Advanced Biomaterials and Devices in Medicine
December 2014, Volume 1, Issue 1, pp 74-87
Bioactive bone substitution materials
S. Chernousova, M. Epple*
Inorganic Chemistry and Center for Nanointegration Duisburg-Essen (CeNIDE), University of Duisburg-Essen, Essen, 45117 Germany
* Corresponding author: Prof. Dr. Matthias Epple, e-mail: email@example.com
The replacement of lost bone is an old, but nevertheless unsolved clinical problem. Different approaches are known, ranging from bone transplants to fully synthetic biomaterials. In between are biomaterial–cell constructs where a patient’s cells are harvested and then expanded in a bioreactor to a reimplantable device. Modern approaches like rapid prototyping, tissue engineering and cell printing open new horizons, but regulatory issues and the costs for the health system represent obstacles for a widespread clinical use. More traditional approaches involve classical biomaterials like calcium phosphate, biodegradable polymers, and porous metals. They do not possess the same properties as natural bone, but they are approved and routinely applied in the clinical practice. Their chemical functionalization may enhance their biological activity and promote bone ongrowth and ingrowth.

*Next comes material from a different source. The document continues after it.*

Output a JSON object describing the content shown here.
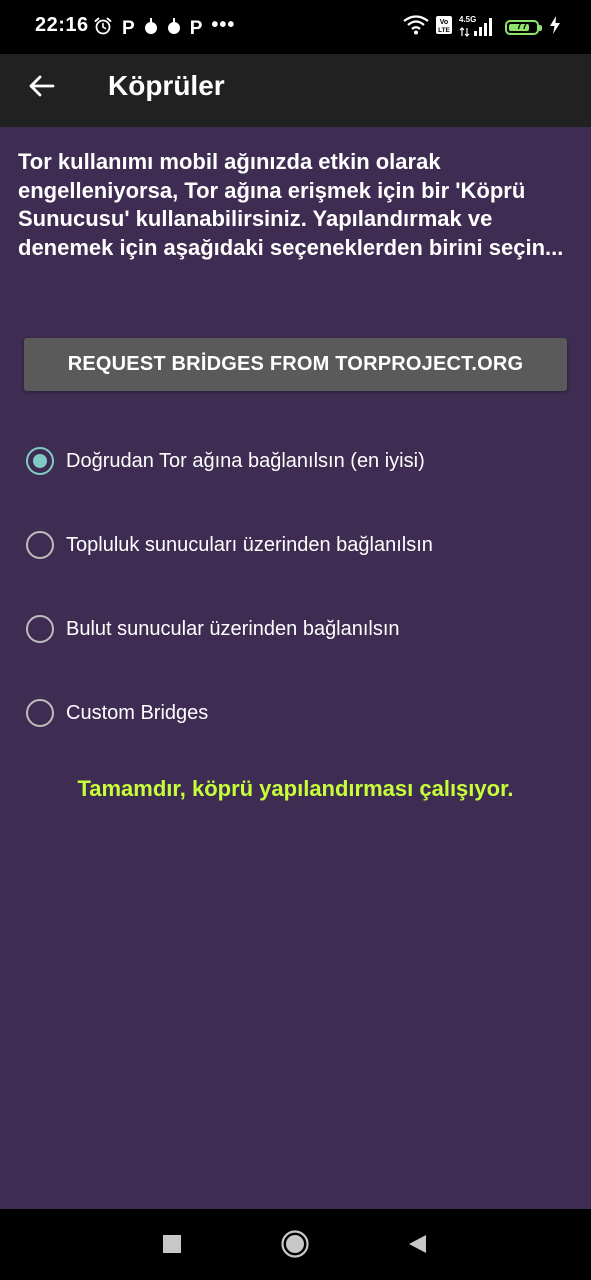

Keywords: bone, polymers, ceramics, bone substitution, trauma surgery, bioactivity, tissue engineering, calcium phosphate, polylactide, metals